    2. Ting Fai Yu (Monash U Malaysia), “The Politics of Language in Queer Sinophone Malaysia”
    3. Alvin K. Wong (U of Hong Kong), “Towards a Queer Feminist Sense Method: Protest and the Politics of Intersectionality in Hong Kong”
    • Discussant: Hangping Xu (U of California, Santa Barbara)
      • Moderator: Brian Bernards (U of Southern California)
  • 13:00-14:30 PDT (16:00-17:30 EDT; Sun, Apr 25, 04:00-05:30 HKT)

    Panel 5: Transpacific Literary, Documentary, and Bio-Imperial Encounters

    1. Liang Luo (U of Kentucky), “A Sinophone Documentary by a Dutch Filmmaker on the Great Leap Forward?”
    2. Jih-fei Cheng (Scripps College), “Cold Blood: Translations and Transmissions of Race/Ethnicity across the United States and the People’s Republic of China”
    3. Clara Iwasaki (U of Alberta), “A Place for Everyone and Everyone in their Place: North American Nikkei through the Eyes of Lao She and Helena Kuo”
    • Discussant: Li-Ping Chen (U of Southern California)
      • Moderator: Rebecca Ehrenwirth (U of Applied Sciences/SDI Munich)


    17:00-18:45 PDT (20:00-21:45 EDT; Sun, Apr 25, 08:00-09:45 HKT)

    Panel 6: Body Politics, Cinema, Ecology, Movement
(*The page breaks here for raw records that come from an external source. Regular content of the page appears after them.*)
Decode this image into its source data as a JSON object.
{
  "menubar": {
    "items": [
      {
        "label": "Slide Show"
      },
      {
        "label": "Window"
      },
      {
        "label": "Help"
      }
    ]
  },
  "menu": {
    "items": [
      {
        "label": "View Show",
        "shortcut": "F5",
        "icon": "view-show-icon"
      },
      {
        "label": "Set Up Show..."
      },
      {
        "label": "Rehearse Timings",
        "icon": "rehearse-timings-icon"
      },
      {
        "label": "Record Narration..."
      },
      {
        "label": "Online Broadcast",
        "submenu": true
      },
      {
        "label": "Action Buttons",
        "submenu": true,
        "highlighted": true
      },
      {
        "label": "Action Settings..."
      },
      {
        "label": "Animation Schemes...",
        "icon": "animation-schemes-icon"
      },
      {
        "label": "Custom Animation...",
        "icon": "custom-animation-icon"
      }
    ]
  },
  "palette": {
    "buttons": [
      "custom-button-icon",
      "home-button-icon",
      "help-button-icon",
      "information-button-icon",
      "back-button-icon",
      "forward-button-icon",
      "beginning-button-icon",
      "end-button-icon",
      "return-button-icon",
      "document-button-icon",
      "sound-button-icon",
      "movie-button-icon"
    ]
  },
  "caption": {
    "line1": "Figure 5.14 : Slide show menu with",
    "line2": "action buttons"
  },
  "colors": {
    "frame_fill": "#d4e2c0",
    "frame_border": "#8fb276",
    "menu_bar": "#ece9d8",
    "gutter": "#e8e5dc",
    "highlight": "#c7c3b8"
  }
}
    1. Emily Wilcox (William & Mary), “Ethnic Presence and Ethnic Absence: Qemberxanim’s Bodily Discourse and the Making of ‘Uyghur Dance’”
    2. Ta-wei Chi (National Chengchi U), “Cripping Sinophone Cinema: Recognition of the Bare Lives in Singapore”
    3. Zizi Li (U of California, Los Angeles), “Negotiating in Chaos: Amdo Tibetan Mediascape and Landscape in Pema Tseden’s Tharlo
    4. Kyle Shernuk (Yale U), “Being-With and Bodpa Epistemology: Ethnicized Environmental Practices in Lhaze’s Digital Videography”
    • Discussant: Jenny Chio (U of Southern California)
      • Moderator: E.K. Tan (Stony Brook U)

    19:00-20:00 PDT (22:00-23:00 EDT; Sun, Apr 25, 10:00-11:00 HKT)

    Post-Conference Chat & Virtual Cocktail Hour (Facilitated by SSS Board)